> [Extracted material]
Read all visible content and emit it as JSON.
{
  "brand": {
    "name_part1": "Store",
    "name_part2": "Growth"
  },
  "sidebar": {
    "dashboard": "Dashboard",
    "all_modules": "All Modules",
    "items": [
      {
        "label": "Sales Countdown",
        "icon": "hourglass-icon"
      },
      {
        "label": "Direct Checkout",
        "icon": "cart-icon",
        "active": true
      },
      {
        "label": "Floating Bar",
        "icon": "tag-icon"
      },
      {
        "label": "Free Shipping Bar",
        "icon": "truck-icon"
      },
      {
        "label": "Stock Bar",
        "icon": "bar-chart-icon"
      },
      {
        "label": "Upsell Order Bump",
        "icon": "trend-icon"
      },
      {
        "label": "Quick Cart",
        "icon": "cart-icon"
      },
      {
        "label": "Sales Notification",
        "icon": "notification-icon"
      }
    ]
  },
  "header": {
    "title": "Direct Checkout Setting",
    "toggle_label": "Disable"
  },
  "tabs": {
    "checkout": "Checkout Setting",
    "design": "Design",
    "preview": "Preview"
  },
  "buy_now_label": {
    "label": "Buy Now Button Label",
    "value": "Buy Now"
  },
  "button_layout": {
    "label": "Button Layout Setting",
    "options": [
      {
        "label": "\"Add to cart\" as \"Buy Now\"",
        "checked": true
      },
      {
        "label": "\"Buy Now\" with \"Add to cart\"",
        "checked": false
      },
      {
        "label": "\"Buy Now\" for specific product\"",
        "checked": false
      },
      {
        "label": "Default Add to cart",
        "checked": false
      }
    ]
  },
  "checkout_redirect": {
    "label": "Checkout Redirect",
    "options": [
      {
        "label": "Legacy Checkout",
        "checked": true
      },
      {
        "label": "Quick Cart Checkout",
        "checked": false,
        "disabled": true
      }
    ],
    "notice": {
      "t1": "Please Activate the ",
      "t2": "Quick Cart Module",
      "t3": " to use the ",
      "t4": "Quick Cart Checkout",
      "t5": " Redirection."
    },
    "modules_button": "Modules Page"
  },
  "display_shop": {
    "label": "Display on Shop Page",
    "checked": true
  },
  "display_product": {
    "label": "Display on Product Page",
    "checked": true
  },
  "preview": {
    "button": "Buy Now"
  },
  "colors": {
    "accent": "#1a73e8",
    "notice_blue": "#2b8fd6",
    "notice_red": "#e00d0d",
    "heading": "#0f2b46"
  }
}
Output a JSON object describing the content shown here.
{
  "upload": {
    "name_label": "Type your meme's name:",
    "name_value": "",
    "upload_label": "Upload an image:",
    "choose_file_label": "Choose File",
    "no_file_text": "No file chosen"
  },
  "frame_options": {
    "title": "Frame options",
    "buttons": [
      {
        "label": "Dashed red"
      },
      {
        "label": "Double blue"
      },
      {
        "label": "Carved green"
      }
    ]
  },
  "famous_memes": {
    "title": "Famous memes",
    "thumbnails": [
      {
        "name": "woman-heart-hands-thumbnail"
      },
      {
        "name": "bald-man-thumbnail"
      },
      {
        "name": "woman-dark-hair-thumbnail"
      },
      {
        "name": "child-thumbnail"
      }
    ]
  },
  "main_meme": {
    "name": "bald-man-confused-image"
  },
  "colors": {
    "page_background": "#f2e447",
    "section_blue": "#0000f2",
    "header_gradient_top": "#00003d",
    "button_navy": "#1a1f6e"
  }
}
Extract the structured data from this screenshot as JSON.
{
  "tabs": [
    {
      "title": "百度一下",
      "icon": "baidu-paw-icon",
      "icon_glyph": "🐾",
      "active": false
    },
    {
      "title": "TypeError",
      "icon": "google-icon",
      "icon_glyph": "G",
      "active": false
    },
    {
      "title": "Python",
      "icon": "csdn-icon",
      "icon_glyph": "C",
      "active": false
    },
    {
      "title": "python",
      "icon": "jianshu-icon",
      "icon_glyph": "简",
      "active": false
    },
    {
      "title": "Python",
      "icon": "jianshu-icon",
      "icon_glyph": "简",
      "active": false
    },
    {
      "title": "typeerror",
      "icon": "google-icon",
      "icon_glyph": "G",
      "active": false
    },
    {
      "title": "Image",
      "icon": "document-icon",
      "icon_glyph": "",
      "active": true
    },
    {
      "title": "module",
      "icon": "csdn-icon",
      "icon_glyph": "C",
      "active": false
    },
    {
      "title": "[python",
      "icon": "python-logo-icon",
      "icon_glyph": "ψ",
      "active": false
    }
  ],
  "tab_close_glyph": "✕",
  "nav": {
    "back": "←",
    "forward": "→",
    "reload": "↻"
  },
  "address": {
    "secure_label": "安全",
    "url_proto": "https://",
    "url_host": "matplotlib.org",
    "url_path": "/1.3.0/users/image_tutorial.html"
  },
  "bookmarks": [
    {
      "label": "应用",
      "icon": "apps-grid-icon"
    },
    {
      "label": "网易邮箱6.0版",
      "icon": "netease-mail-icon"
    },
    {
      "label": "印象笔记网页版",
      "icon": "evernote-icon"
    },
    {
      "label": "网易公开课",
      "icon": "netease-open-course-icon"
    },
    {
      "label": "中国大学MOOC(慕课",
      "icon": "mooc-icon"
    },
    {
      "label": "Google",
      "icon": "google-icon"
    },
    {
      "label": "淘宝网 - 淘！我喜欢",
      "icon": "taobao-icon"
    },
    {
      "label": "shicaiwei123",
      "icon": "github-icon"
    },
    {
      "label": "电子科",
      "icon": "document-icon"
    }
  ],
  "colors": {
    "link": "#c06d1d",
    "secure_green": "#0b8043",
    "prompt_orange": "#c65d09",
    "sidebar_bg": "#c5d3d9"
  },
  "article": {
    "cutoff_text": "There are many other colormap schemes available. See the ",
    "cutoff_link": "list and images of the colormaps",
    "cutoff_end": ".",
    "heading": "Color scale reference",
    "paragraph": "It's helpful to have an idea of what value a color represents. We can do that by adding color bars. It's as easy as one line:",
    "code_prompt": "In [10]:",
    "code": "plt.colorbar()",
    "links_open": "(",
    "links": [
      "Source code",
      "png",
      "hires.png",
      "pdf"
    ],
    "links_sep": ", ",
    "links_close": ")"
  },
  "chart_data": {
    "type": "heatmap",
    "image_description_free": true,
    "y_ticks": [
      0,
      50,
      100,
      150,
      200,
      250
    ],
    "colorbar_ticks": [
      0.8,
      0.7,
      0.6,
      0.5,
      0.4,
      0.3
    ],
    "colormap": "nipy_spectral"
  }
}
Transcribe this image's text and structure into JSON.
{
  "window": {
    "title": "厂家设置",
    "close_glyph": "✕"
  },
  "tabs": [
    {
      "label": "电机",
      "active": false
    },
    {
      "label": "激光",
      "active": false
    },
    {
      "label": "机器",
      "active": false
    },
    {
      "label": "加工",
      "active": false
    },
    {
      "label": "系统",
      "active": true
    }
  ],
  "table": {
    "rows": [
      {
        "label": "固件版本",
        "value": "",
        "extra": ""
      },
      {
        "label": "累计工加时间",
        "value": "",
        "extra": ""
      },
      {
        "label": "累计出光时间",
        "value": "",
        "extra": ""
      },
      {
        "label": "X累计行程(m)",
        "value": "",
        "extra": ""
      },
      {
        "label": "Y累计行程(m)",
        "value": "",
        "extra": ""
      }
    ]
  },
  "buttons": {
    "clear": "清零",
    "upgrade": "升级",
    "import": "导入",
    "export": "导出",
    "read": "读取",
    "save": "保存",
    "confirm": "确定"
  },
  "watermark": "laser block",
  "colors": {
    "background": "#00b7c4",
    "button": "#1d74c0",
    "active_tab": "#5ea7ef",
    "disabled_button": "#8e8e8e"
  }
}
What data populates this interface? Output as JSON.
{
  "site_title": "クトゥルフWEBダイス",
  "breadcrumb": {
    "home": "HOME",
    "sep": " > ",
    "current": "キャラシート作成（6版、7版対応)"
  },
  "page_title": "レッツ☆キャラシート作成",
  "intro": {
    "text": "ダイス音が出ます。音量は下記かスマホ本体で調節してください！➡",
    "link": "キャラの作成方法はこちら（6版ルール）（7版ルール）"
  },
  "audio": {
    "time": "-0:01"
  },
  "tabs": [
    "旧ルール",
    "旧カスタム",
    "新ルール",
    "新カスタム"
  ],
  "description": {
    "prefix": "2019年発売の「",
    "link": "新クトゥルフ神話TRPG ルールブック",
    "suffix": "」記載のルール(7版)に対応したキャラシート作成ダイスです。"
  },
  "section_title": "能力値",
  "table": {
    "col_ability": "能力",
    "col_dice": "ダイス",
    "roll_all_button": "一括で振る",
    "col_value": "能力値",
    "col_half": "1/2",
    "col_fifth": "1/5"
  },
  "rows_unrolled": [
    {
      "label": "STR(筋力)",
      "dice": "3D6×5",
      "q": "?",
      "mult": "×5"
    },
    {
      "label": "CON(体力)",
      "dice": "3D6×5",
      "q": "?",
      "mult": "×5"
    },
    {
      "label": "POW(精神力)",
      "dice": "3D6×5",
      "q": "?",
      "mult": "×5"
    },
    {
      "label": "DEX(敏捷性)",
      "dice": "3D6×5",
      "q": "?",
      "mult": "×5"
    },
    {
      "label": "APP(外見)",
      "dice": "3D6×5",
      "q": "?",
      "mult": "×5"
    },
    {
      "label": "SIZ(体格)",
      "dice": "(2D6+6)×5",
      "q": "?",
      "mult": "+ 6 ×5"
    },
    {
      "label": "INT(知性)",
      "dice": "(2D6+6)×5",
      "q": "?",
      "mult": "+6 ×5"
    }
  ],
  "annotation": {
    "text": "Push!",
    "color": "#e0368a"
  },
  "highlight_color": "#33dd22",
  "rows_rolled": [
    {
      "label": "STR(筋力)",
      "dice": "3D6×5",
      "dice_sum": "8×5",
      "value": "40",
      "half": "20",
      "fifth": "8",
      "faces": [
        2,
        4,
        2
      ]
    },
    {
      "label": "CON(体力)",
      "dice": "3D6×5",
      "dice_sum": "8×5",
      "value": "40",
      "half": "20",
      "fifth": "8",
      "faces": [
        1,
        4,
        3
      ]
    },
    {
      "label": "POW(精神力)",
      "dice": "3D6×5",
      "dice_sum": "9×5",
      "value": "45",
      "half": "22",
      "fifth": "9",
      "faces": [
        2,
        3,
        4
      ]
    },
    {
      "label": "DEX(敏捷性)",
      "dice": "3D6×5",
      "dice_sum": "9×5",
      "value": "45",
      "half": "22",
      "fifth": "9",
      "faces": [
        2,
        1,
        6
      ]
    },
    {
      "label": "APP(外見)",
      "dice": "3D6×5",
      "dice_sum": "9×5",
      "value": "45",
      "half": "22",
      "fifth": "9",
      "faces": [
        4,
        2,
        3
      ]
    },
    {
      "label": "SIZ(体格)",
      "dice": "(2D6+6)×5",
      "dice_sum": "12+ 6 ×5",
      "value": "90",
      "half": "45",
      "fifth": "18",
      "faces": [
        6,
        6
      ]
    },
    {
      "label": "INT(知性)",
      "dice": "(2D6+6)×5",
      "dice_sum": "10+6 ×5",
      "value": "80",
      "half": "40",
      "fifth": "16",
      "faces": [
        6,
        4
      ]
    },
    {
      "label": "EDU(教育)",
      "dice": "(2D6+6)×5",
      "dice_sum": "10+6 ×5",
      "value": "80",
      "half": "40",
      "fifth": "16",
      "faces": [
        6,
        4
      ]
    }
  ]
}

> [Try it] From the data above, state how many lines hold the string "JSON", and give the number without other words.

> [Response] 5